The UK Government has yet to put a foot right in its handling of the COVID-19 epidemic, and the decision to order 10,000 yet to be invented ventilators from a vacuum cleaner manufacturer while refusing to join the EU procurement effort is almost certainly another misstep on the way to the mother of all Public Inquiries.
If you need to rapidly manufacture a large number of pieces of medical equipment, then you need to do two things: (1) you need to provide (unlimited) support to the existing manufacturers of such equipment to scale up production, and (2) you need some temporary solution that can be constructed with minimal investment and expertise from existing off-the-shelf components (e.g., the OxVent), to tie you over while (1) is ramping up. The one thing (3) you absolutely don't want to do is to set out to invent a completely new solution, and commission it from people with a zero expertise and experience in the highly specialised field.

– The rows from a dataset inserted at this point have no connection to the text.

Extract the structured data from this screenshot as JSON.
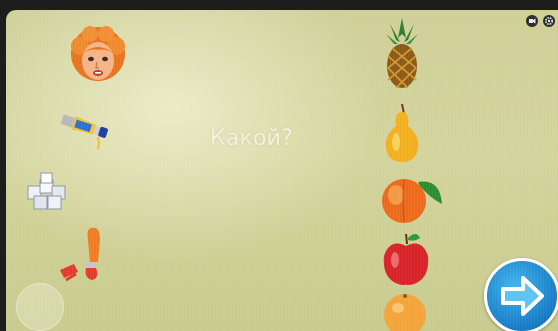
{
  "app": {
    "question_text": "Какой?"
  },
  "left_items": [
    {
      "icon": "woman-face-icon"
    },
    {
      "icon": "paint-tube-icon"
    },
    {
      "icon": "sugar-cubes-icon"
    },
    {
      "icon": "paintbrush-icon"
    }
  ],
  "right_items": [
    {
      "icon": "pineapple-icon"
    },
    {
      "icon": "pear-icon"
    },
    {
      "icon": "peach-icon"
    },
    {
      "icon": "apple-icon"
    },
    {
      "icon": "orange-icon"
    }
  ],
  "controls": {
    "top_right": [
      "record-icon",
      "settings-icon"
    ],
    "next_button_icon": "arrow-right-icon"
  },
  "colors": {
    "next_button": "#1e8fd6",
    "question_text": "#f3f1dc",
    "background": "#d3d49c"
  }
}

One doesn't have to be a medical scientist to grasp that pursuing option (3) instead of (2) makes no sense (though, in the interest of full disclosure, I do have a degree in Biomedical Engineering). This is yet another giant gamble, the UK Government yet again basing policy on the most optimistic outcomes. (Or perhaps just BoJo, in his Churchillian self-delusion, on a quest for his 'Spitfire', combined with a dose of Brexiteer cronyism.)

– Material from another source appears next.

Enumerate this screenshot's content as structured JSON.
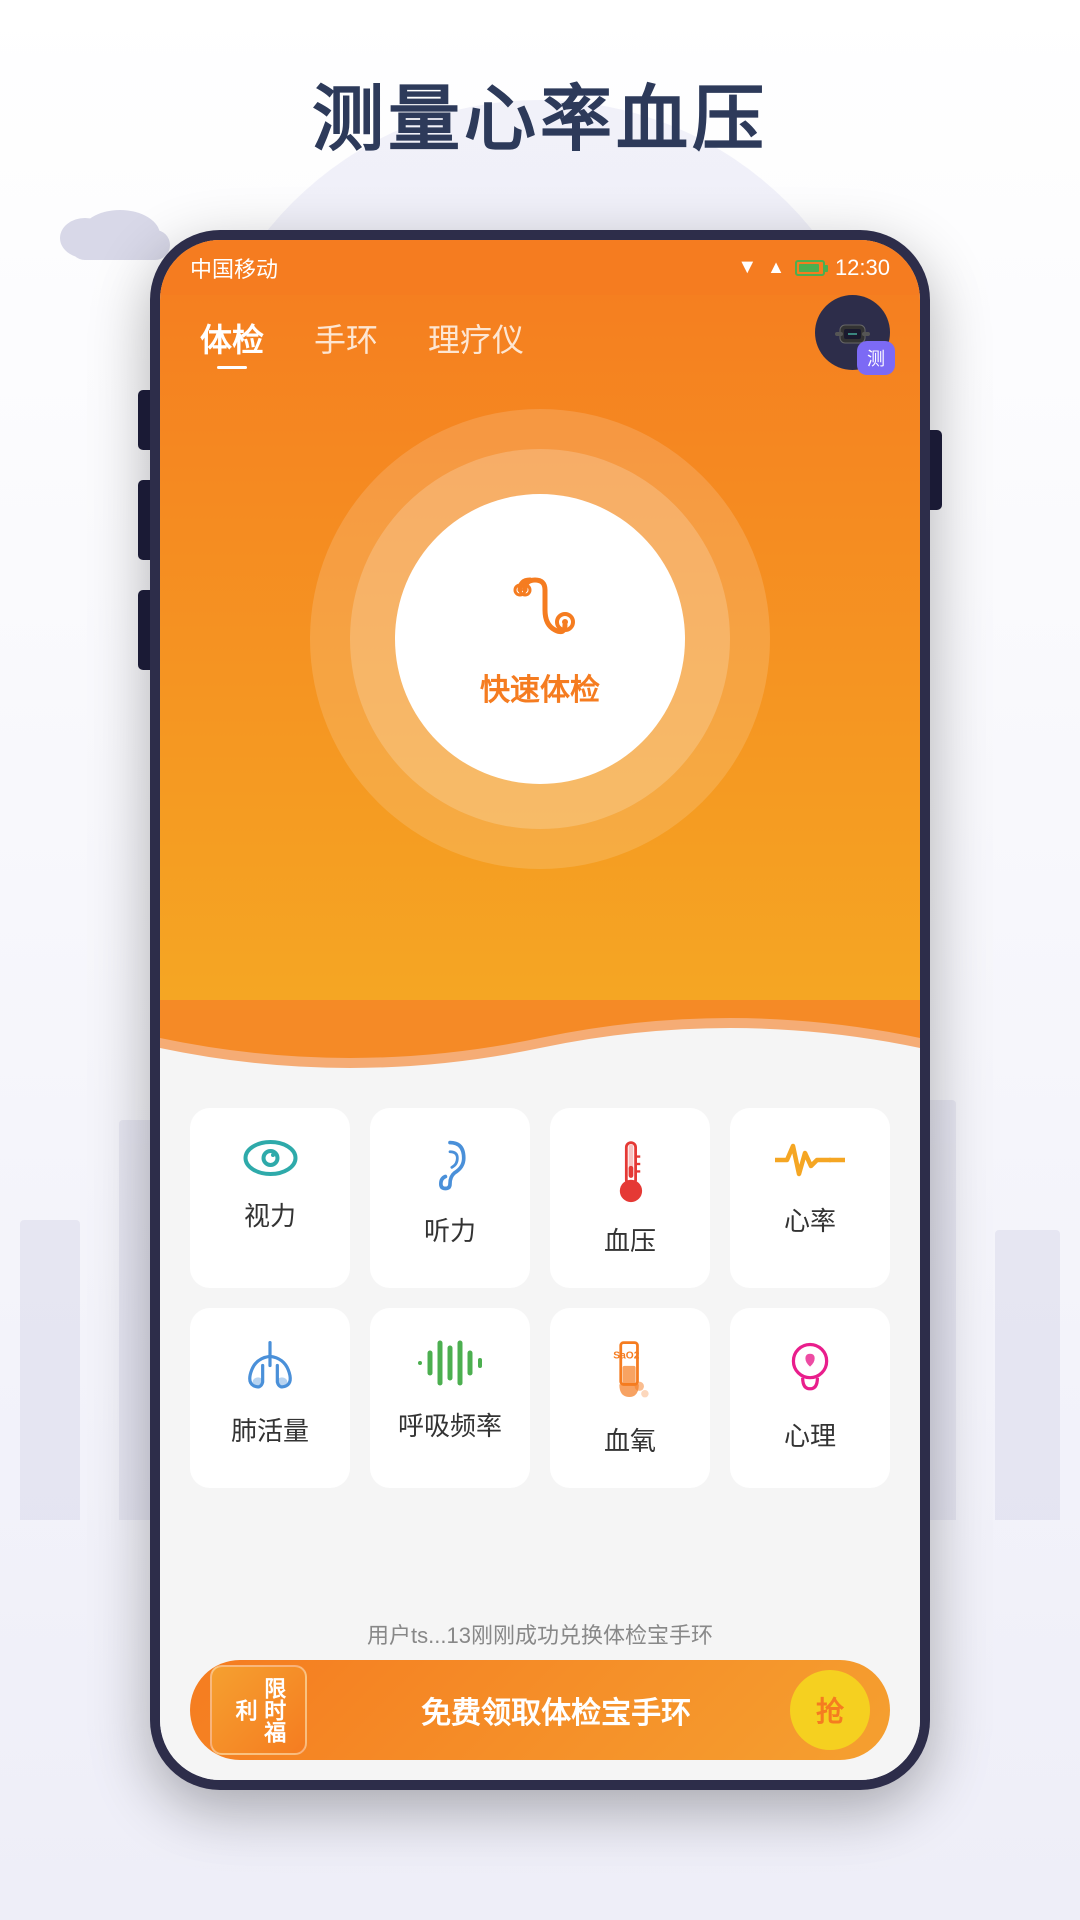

We need to, and can, do better in Scotland. Hopefully the establishment of a separate scientific committee to advise the Scottish Government is a signal that Bute House is, finally, willing to break away from London's inadequate policies, and I hope they will look seriously at the OxVent project.